— EXERCISE DETAILS —
Copy out the lines beginning at the one with "Parse this screenshot: output" and ending at the last line of the data, both included; pictures stay out.

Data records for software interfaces
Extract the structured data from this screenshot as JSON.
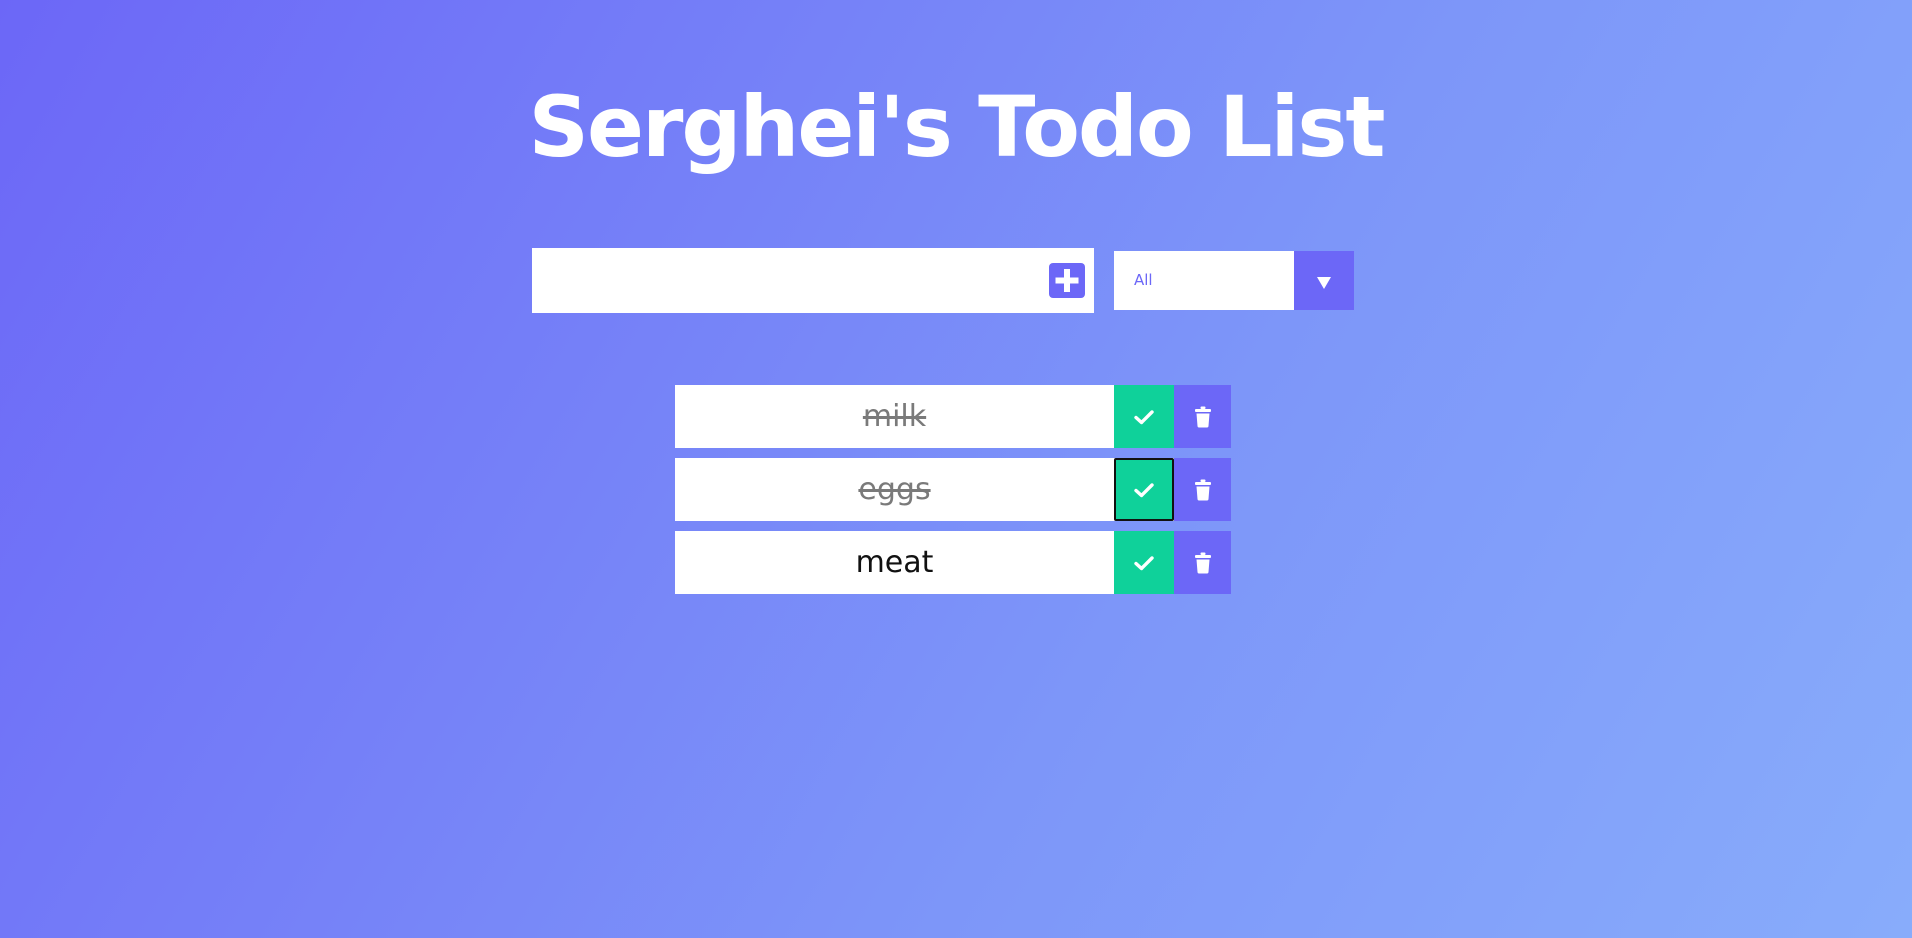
{
  "header": {
    "title": "Serghei's Todo List"
  },
  "form": {
    "input_value": "",
    "input_placeholder": "",
    "add_icon": "plus-square-icon"
  },
  "filter": {
    "selected": "All",
    "arrow_icon": "caret-down-icon"
  },
  "todos": [
    {
      "text": "milk",
      "completed": true,
      "check_focused": false
    },
    {
      "text": "eggs",
      "completed": true,
      "check_focused": true
    },
    {
      "text": "meat",
      "completed": false,
      "check_focused": false
    }
  ],
  "colors": {
    "accent": "#6c67f7",
    "complete": "#0fd19a",
    "background_start": "#6c67f7",
    "background_end": "#88acfb"
  }
}
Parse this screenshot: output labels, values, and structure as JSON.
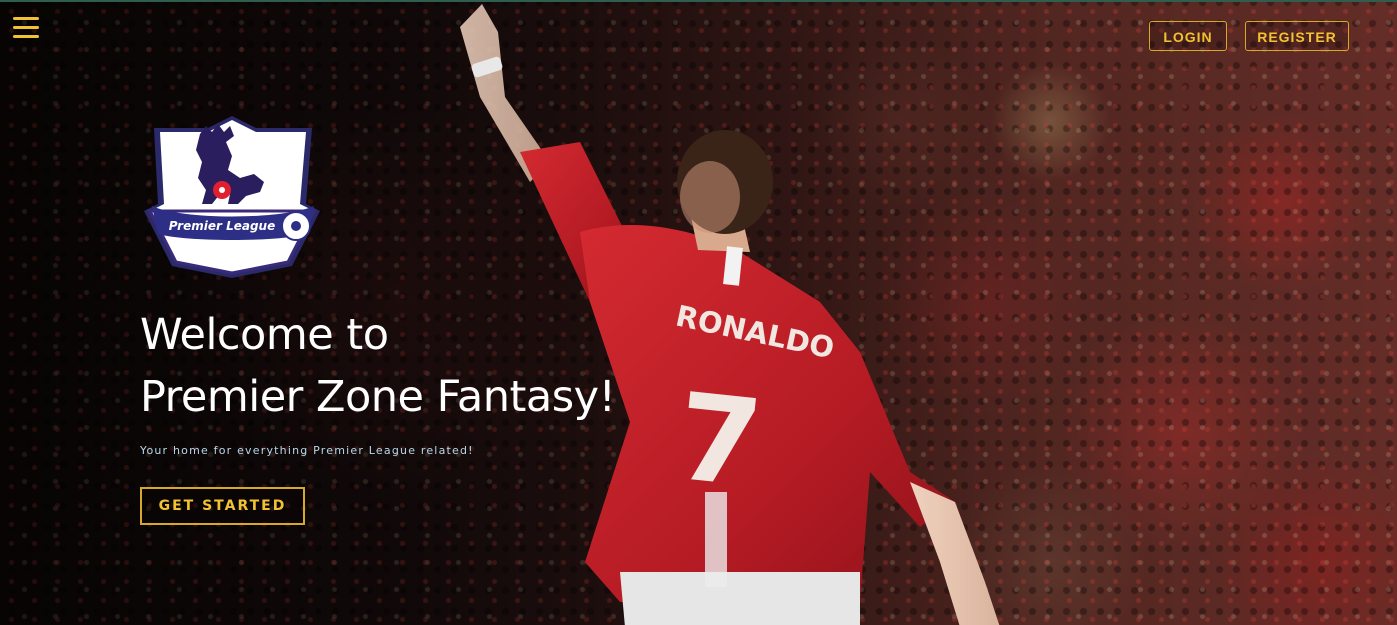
{
  "nav": {
    "menu_icon": "hamburger-menu-icon",
    "login_label": "LOGIN",
    "register_label": "REGISTER"
  },
  "logo": {
    "text": "Premier League"
  },
  "hero": {
    "title_line1": "Welcome to",
    "title_line2": "Premier Zone Fantasy!",
    "subtitle": "Your home for everything Premier League related!",
    "cta_label": "GET STARTED"
  },
  "player": {
    "shirt_name": "RONALDO",
    "shirt_number": "7"
  },
  "colors": {
    "accent": "#f2c232",
    "subtitle": "#b7d8e8",
    "shirt_red": "#c8202a"
  }
}
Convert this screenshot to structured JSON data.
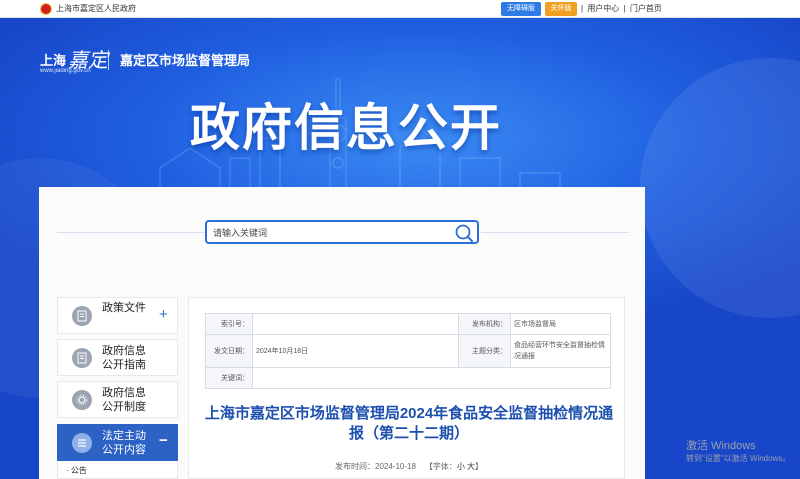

— RESPONSE BELOW —
Parse this screenshot: output labels, values, and structure as JSON.
{
  "nav": {
    "menu_icon": "hamburger-menu-icon",
    "login_label": "LOGIN",
    "register_label": "REGISTER"
  },
  "logo": {
    "text": "Premier League"
  },
  "hero": {
    "title_line1": "Welcome to",
    "title_line2": "Premier Zone Fantasy!",
    "subtitle": "Your home for everything Premier League related!",
    "cta_label": "GET STARTED"
  },
  "player": {
    "shirt_name": "RONALDO",
    "shirt_number": "7"
  },
  "colors": {
    "accent": "#f2c232",
    "subtitle": "#b7d8e8",
    "shirt_red": "#c8202a"
  }
}
Convert this screenshot to structured JSON data.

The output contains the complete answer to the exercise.